#### [TASK PROMPT]
Using the records below, find how many lines hold the word "Protocols" and reply with only that number.

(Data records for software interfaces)
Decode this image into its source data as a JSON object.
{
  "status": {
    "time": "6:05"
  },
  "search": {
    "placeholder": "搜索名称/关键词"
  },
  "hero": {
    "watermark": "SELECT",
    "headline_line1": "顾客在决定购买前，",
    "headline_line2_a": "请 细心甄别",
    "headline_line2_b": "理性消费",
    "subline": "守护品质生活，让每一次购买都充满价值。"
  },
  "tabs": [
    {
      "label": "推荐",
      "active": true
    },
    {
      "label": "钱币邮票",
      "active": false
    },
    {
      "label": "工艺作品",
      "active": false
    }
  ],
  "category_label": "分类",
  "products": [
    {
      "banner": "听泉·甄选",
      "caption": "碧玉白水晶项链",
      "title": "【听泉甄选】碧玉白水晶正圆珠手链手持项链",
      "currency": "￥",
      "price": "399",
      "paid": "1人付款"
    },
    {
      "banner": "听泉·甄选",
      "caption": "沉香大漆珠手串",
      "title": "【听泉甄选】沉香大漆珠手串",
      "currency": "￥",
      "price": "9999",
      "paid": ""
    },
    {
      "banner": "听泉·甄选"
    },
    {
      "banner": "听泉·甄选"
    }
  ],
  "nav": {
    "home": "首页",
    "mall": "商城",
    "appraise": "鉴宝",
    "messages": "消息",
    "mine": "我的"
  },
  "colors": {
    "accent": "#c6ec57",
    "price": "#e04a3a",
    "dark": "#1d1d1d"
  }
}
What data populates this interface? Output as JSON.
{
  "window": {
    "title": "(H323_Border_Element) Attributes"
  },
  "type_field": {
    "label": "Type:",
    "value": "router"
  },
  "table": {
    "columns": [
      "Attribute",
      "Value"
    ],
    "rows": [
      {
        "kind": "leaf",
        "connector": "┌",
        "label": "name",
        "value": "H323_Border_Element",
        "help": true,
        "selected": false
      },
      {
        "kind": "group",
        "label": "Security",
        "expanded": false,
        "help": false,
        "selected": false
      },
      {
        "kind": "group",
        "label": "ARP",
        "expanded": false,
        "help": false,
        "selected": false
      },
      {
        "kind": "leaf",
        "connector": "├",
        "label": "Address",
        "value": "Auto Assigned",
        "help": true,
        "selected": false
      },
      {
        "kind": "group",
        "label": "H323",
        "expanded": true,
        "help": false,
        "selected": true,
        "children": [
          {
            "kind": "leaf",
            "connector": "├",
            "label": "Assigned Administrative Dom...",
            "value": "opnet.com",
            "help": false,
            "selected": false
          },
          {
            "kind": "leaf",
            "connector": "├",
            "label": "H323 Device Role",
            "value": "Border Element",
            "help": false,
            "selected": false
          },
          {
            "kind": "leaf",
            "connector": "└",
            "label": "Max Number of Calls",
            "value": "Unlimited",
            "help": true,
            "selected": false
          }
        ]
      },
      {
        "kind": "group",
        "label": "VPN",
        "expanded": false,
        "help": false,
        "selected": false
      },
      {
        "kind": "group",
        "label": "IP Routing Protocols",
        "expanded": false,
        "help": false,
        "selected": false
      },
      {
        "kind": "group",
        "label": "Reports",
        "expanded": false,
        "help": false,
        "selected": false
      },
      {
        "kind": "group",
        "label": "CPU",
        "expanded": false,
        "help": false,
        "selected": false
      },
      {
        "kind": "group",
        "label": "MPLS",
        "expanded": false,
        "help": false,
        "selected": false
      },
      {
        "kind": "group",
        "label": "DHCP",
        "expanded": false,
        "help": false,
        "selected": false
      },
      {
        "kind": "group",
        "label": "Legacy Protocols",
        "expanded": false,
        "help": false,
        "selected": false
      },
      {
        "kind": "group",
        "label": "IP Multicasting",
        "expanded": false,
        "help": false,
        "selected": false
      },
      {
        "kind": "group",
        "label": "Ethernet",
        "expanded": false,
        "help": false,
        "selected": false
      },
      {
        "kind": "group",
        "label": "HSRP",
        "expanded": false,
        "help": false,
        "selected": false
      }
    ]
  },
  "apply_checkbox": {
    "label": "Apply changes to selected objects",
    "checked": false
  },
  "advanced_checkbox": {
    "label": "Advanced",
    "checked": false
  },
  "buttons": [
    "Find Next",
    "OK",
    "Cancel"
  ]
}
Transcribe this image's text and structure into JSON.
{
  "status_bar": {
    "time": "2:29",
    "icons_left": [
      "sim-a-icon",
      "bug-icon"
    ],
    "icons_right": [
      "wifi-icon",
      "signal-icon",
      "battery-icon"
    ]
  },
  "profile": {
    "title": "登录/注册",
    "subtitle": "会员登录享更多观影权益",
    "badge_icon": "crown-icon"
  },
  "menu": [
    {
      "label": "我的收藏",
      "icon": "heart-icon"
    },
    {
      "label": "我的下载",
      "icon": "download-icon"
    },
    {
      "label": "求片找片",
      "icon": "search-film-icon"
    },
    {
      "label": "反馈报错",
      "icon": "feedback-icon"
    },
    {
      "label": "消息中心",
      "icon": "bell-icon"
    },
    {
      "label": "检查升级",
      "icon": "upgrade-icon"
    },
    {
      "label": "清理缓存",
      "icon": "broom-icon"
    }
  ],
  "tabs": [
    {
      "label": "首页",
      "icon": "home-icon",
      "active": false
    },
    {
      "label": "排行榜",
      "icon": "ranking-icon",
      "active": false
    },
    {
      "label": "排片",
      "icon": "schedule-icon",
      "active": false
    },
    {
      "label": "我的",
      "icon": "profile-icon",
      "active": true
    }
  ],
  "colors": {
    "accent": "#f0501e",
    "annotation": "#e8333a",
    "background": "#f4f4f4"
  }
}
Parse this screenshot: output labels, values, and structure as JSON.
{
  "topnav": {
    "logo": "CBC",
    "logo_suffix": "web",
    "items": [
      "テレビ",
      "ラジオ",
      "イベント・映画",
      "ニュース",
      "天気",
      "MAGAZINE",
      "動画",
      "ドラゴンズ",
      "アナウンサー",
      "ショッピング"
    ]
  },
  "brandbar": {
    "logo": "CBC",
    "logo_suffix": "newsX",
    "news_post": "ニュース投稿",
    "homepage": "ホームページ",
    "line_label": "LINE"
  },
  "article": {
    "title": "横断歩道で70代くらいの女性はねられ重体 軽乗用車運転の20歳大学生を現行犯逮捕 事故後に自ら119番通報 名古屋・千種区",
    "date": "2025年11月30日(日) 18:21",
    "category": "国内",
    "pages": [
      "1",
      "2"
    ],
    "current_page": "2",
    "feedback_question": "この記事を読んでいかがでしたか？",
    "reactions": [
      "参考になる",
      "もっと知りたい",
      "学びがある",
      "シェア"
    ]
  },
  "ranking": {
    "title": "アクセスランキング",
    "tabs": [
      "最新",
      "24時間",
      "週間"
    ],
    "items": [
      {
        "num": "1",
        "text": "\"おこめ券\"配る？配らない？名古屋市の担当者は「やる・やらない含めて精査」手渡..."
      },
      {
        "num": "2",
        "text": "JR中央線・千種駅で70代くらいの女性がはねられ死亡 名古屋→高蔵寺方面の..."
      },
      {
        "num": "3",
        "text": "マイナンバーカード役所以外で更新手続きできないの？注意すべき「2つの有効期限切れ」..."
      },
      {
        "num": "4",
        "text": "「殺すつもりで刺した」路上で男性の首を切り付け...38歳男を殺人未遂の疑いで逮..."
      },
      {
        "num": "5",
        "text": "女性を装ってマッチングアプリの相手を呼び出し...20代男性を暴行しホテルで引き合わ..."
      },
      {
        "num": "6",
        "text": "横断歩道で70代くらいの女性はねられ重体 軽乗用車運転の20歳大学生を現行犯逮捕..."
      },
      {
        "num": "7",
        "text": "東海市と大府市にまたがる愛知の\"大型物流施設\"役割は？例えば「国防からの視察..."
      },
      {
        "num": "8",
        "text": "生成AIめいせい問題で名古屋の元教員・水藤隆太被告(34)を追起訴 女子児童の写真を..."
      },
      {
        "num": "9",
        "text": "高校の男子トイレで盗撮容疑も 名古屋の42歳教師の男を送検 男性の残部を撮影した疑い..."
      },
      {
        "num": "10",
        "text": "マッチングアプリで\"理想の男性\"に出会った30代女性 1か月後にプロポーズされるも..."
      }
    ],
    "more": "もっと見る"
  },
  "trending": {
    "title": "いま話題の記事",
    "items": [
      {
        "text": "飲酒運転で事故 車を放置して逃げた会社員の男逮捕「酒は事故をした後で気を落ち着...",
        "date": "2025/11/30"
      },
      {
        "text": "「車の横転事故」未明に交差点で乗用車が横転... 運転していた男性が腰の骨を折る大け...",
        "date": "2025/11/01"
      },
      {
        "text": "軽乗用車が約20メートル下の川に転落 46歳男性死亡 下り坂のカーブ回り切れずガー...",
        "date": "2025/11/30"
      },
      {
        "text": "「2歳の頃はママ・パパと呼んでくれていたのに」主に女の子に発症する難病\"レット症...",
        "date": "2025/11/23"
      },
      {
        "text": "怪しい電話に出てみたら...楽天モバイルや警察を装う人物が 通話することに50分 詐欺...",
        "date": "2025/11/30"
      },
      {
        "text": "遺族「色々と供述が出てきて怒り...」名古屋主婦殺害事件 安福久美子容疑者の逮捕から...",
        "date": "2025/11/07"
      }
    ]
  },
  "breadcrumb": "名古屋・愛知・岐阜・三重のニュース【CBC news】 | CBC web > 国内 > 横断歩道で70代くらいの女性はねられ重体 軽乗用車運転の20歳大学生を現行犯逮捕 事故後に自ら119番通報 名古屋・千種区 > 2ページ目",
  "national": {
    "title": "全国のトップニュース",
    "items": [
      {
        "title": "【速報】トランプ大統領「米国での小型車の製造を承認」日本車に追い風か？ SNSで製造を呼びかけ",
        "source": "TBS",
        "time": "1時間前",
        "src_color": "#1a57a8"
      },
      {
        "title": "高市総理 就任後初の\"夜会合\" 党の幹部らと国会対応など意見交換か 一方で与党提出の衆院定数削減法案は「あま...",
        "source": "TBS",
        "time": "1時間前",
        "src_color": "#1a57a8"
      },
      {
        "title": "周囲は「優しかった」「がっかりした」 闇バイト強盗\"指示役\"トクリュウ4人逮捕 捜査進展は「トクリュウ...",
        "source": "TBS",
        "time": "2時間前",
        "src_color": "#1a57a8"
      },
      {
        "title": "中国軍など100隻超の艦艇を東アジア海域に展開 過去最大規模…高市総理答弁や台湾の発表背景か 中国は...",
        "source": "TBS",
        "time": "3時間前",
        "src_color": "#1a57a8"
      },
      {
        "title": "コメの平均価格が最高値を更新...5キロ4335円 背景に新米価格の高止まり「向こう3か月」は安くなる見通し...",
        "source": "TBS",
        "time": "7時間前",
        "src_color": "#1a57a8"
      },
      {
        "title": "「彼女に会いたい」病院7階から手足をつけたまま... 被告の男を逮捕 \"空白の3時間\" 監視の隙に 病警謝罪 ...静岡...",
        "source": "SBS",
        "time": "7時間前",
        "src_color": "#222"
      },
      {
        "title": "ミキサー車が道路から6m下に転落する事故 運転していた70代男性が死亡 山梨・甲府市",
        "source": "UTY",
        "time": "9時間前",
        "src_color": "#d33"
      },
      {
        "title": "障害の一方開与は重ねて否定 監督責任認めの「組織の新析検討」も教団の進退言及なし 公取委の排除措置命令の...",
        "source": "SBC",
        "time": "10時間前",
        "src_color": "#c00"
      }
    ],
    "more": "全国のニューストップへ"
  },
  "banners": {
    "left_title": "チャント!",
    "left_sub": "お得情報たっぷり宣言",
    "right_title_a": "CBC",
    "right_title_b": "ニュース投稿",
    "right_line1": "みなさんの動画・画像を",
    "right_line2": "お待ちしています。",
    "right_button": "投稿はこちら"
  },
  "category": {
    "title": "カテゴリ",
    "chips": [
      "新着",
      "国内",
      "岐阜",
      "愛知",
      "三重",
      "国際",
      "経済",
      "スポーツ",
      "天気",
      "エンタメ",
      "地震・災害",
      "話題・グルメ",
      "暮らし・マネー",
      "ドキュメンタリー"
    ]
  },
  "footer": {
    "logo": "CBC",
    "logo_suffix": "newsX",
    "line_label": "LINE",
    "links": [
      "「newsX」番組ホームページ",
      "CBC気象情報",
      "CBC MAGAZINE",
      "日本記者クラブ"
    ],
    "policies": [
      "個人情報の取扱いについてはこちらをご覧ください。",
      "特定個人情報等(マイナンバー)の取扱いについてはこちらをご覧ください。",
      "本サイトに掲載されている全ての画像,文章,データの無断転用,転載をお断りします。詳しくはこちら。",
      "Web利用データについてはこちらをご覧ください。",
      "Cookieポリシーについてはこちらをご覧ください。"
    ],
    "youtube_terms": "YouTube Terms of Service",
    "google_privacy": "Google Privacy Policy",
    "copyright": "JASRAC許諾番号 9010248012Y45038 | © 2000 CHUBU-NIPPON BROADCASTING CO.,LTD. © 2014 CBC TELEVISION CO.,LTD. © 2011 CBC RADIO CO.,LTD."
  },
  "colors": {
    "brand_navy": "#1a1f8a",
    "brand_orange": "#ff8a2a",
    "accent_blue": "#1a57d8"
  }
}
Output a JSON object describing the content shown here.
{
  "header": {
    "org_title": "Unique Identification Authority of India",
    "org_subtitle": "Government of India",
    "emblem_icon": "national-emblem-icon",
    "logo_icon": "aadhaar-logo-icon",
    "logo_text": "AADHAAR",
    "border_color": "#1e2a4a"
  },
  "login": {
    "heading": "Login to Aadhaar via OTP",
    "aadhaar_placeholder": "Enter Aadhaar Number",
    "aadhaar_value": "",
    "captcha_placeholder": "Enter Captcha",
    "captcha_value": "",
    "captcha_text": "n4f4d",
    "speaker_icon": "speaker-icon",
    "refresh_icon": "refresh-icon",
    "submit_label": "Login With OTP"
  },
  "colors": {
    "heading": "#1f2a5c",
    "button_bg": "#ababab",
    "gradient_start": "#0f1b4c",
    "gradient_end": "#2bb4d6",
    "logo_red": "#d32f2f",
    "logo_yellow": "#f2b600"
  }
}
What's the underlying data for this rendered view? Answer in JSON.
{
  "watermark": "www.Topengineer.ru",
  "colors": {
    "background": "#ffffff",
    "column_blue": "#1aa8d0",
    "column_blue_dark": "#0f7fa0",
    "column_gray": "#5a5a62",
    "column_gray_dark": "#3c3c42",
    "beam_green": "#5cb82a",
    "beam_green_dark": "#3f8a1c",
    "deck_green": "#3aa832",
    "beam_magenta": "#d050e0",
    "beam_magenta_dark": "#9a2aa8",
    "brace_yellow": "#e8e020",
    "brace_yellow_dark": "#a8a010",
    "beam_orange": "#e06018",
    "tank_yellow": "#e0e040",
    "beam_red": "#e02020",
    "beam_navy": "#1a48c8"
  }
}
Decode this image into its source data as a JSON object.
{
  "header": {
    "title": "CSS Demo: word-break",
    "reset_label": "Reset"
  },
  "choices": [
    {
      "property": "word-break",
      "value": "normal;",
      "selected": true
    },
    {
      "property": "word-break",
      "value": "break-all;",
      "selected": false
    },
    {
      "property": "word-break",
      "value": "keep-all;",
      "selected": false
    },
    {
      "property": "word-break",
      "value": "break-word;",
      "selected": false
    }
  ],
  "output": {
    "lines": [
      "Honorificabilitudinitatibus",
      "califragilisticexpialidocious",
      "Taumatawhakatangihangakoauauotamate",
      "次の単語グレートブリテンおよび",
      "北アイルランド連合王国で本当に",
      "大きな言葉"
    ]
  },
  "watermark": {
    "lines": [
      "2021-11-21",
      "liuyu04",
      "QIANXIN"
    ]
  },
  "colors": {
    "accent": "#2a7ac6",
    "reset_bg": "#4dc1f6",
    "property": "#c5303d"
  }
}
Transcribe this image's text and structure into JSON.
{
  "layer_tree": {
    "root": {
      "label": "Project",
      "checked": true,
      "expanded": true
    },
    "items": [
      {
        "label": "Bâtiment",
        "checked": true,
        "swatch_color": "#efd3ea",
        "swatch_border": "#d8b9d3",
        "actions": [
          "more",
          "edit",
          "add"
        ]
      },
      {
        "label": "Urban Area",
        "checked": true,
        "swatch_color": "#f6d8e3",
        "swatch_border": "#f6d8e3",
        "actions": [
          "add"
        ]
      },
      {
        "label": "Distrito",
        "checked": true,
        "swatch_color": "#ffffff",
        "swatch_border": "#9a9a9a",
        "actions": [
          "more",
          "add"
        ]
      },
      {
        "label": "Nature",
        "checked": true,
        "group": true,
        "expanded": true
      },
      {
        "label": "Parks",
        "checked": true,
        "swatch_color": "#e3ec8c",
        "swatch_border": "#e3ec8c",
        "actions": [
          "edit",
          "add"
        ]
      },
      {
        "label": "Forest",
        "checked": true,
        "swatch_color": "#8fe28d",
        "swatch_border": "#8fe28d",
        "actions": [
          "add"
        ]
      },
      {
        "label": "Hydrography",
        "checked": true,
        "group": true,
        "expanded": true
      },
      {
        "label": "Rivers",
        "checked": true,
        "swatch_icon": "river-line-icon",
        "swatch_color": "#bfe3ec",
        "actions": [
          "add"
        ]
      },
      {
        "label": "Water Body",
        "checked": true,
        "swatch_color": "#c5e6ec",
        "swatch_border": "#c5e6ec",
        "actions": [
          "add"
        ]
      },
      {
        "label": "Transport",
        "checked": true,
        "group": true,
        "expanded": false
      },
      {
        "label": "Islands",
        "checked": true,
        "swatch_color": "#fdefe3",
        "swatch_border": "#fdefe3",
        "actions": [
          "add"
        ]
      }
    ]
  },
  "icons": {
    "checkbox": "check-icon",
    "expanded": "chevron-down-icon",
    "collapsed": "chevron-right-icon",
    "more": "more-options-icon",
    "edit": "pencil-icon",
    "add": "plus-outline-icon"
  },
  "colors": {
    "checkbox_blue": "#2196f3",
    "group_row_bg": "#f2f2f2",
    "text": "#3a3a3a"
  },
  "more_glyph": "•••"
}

#### [SOLUTION TO THE PROBLEM]
2